** Opening MATERIAL SHOWN block **
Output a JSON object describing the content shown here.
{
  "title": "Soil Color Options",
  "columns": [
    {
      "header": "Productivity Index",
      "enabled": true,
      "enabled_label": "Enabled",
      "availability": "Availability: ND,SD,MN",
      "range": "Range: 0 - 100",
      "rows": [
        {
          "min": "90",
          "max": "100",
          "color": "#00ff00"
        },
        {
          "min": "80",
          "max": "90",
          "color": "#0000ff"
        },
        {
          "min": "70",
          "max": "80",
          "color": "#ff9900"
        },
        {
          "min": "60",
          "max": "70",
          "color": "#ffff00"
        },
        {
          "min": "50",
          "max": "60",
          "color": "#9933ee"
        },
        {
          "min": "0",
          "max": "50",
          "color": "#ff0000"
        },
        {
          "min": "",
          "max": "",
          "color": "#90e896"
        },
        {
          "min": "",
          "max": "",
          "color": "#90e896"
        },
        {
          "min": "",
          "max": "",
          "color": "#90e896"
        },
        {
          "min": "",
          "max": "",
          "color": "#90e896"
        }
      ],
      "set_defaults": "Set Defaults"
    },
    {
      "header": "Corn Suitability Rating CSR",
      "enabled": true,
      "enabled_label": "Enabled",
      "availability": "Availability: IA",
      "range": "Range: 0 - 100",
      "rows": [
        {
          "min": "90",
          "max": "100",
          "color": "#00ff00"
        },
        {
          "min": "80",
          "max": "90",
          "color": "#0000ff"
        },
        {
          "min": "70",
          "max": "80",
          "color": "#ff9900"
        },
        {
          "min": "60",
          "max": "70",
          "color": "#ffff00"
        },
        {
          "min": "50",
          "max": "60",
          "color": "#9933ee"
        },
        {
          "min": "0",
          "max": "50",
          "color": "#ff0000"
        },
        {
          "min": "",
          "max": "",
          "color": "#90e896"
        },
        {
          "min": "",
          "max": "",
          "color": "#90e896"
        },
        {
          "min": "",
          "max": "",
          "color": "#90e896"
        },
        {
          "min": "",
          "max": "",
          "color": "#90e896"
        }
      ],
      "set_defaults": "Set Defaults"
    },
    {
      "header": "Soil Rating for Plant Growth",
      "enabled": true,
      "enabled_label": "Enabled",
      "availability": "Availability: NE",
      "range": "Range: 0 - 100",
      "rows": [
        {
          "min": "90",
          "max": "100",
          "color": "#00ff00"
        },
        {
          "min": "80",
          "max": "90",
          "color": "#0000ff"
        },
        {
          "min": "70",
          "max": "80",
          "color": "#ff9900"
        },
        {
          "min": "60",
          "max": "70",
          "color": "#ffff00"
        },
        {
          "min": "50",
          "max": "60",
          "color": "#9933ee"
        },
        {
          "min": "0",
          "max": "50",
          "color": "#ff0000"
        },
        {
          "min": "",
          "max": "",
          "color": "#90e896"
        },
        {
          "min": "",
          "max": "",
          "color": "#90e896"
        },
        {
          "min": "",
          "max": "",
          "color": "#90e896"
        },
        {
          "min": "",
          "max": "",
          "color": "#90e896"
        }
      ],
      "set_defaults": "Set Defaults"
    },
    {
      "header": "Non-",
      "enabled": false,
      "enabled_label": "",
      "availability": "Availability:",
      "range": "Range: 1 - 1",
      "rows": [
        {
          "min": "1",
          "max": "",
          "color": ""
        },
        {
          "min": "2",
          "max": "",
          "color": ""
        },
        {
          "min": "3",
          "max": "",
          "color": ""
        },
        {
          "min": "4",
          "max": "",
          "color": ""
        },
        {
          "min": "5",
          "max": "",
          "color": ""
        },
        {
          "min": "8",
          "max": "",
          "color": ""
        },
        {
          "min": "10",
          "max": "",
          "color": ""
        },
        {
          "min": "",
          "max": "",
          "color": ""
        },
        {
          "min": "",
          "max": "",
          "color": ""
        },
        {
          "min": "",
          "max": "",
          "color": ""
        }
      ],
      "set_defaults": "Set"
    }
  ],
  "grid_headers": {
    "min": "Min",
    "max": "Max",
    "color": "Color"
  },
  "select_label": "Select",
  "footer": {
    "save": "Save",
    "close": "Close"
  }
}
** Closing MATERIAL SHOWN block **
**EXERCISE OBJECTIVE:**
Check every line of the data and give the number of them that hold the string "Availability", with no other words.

**WRITTEN SOLUTION:**
4